Teaching Ideas

Strengthening Public Speaking Skills with Children’s Books

A yellow background with a microphone in the right corner. In the center of the image there is a blue rectangle with a pink border and white text that reads "Using Children's Books to Teach Public Speaking Skills"

A low-stress (and low-cost!) way to help students build their public speaking skills is by using children’s books. Learn how in this post!

A yellow background with a microphone in the left corner. In the center of the image there is a white rectangle with a pink border and pink and black text that reads "Using Children's Books to Teach Public Speaking Skills"

One way to lower the pressure of teaching public speaking skills online or in the classroom is by using children’s books as inspiration. Middle and high schoolers will become much more confident with this approach to public speaking.

Why are children’s books great for middle and high schoolers?

  • Students can read them in a class period and get to work
  • If they want to choose a different text, there’s not a ton of lost time
  • Students can connect to the story AND to the artwork

Teaching Public Speaking Skills

I’ve been teaching public speaking to 8th and 9th graders for a long time now, and I can tell you that the number one thing they need is CONFIDENCE. Therefore, I always look for ways to build confidence. Here are some key ideas to build confidence and how children’s books fit into the equation. 

1. Students need a lot of opportunities to practice public their public speaking skills.

Short, frequent, low-stakes practice is key. 

You could choose one day a week where you’ll focus on teaching public speaking, one skill at a time. Perhaps one week is “making eye contact with the audience” and another week is “speaking without note cards. If all of their public speaking eggs aren’t in one Major Project basket, they’ll feel more successful. 

Idea: Have students read a children’s book of their choice and present it to a small group (4-5) in a short Book Talk. What did they love? Which page had their favorite artwork? You can give students questions and help them brainstorm and practice a 3-4 minute Book Talk they’ll share with their small groups. I have a free resource for Book Talk Brainstorming to make your life easier 🙂 You can repeat this activity several weeks in a row with different books or the same book with different groups. 

If you’re teaching public speaking online, students can practice these skills in breakout rooms.

2. Students need to feel relaxed.

One of the best tools I’ve found for teaching public speaking is by using improv games in ELA. These drama games help students think on their feet and connect with their costars. Best of all, the gamification of it lowers the stakes and helps students feel relaxed.
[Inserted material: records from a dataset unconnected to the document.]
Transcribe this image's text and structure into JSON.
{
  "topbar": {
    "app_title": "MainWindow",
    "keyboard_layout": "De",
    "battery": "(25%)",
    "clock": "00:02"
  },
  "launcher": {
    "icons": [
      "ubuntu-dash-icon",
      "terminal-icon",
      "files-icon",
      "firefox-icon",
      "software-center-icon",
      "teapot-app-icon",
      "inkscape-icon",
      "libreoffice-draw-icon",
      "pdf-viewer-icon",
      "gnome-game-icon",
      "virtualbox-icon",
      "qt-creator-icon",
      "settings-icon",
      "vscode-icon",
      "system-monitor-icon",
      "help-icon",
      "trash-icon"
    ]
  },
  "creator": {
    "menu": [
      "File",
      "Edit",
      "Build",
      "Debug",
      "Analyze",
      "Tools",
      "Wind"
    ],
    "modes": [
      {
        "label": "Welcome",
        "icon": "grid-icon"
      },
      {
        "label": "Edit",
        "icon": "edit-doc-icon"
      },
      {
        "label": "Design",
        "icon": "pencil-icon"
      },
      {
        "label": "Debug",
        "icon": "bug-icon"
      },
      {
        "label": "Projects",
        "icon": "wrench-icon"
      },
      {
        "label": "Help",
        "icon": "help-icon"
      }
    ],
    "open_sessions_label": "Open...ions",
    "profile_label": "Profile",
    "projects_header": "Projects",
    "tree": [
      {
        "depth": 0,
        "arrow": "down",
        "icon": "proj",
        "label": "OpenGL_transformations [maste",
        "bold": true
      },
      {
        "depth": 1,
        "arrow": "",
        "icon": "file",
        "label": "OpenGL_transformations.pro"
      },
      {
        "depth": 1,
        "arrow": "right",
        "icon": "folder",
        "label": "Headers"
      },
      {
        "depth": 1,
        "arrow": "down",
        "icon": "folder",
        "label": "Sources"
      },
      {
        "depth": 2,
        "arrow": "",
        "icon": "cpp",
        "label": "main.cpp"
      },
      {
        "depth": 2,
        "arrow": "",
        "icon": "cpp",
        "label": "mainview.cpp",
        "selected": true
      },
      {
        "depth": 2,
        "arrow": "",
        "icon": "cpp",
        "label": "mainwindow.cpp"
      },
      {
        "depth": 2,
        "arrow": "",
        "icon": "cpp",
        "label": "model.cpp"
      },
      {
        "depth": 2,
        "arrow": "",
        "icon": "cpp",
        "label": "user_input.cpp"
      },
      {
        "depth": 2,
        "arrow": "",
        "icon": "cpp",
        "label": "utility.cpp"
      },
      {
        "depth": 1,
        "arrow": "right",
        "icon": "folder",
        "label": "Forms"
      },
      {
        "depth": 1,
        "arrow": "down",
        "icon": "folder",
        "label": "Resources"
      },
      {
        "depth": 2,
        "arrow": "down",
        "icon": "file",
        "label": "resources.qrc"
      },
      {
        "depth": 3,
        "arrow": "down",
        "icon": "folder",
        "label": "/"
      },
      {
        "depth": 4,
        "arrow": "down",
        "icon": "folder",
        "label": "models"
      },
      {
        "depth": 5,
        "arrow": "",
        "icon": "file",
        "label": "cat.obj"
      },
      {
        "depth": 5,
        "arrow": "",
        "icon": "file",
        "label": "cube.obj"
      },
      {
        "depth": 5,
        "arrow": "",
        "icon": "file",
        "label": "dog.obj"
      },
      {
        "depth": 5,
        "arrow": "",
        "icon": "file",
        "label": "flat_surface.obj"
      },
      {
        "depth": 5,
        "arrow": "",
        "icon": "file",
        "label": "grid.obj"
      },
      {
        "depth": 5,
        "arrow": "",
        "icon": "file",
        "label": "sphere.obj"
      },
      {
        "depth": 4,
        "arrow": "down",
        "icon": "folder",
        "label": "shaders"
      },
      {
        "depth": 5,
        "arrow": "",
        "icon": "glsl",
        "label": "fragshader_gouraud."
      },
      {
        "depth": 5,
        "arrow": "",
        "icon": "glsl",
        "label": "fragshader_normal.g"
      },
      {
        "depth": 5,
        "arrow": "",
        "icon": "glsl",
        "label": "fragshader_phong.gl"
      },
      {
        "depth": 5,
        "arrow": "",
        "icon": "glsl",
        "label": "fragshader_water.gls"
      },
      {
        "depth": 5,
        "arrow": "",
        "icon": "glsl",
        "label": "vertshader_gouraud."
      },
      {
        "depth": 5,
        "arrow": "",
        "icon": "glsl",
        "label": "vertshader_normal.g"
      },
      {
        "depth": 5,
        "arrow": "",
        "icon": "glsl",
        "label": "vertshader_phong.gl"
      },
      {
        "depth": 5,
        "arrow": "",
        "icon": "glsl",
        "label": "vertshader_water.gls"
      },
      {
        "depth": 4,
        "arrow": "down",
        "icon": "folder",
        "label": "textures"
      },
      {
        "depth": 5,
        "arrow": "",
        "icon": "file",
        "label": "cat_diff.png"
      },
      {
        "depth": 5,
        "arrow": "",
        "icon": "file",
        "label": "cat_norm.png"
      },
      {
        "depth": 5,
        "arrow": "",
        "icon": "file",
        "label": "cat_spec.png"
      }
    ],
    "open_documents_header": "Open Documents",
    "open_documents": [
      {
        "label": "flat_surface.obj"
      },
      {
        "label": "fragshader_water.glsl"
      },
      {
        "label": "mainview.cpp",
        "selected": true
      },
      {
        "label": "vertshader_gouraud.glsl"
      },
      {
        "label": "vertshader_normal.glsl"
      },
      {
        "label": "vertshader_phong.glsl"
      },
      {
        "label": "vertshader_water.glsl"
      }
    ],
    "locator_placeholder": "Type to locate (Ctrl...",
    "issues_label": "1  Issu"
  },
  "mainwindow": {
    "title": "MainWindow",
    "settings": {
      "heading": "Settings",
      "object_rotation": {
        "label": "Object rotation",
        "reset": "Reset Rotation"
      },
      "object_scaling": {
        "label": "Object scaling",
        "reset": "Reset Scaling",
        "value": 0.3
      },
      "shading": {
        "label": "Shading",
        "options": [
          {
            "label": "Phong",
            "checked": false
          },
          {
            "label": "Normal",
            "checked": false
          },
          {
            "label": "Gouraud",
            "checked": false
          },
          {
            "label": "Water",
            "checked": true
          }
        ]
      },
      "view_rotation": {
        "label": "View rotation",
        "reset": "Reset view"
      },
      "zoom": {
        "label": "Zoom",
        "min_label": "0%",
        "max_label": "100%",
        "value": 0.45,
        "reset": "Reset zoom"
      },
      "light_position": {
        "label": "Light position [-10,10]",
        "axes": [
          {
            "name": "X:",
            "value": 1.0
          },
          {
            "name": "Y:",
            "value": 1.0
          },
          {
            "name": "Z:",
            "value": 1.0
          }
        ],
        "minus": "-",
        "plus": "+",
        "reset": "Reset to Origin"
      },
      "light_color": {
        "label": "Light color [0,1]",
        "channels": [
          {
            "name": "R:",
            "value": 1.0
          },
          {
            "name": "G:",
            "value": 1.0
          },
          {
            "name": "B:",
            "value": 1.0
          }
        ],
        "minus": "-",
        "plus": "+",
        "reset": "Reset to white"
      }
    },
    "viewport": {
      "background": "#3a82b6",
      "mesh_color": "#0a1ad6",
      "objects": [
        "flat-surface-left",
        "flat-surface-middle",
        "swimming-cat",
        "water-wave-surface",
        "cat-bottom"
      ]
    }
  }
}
Idea: Have students work in small groups to read a children’s book. Then, they’ll recreate that children’s book in a short skit in front of the class. This is a great way to help students relax since they aren’t inventing the story – they’re retelling. They also have the comfort of being part of a team as they practice their public speaking skills.

3. Students need to hear what they’re doing well.

Part of building student confidence with public speaking is giving a lot of positive feedback. And it doesn’t just have to be from you, the teacher. Students should be ready to share what their peers are doing well. (The laughter students get from improv games is also a form of positive feedback)

One resource I recommend is this bundle of Peer Feedback forms. These are short and easy and focused on the positive. 🙂 Students can complete these in small groups, too, so you don’t have to subject students to the terror of talking in front of 29 peers as they hone their skills. 

Idea: Students choose a children’s book to read aloud in small groups. This provides them an opportunity to practice pacing, adding vocal interest, and even “looking up from their notes.” This is a task that they can rehearse at home or in class a few times without a huge time commitment. Plus, it’s a fun day of class! 

If you’re teaching public speaking online, you can easily record this activity and share it via Flipgrid or another platform. 

An photo of an out-of-focus crowd with an in-focus micrphone in the foreground. There is a pink border and the top and bottom, and the top has white text that says "Using Children's Books to Teach Public Speaking"

Final Thoughts

I hope you try some of these ideas! I love teaching public speaking and watching students’ confidence grow. And down the road, when they have to present for high-stakes projects, they come back and thank me for the practice we did.

Happy teaching!